> **Instructions for the task**: Look through the listing below and report every line that contains "DTUs".
-- Opening Marker --
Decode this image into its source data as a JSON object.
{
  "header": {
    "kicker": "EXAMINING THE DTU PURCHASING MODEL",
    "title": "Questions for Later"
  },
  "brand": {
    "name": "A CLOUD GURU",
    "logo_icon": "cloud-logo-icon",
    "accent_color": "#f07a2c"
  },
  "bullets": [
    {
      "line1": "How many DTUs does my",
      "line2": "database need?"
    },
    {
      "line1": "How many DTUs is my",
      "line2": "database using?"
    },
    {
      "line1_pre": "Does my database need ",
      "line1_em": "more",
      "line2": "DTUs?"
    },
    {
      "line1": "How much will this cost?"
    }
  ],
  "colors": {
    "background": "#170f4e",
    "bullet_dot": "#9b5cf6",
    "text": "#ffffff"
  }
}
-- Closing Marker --
> **Result of this task**:
      "line1": "How many DTUs does my",
      "line1": "How many DTUs is my",
      "line2": "DTUs?"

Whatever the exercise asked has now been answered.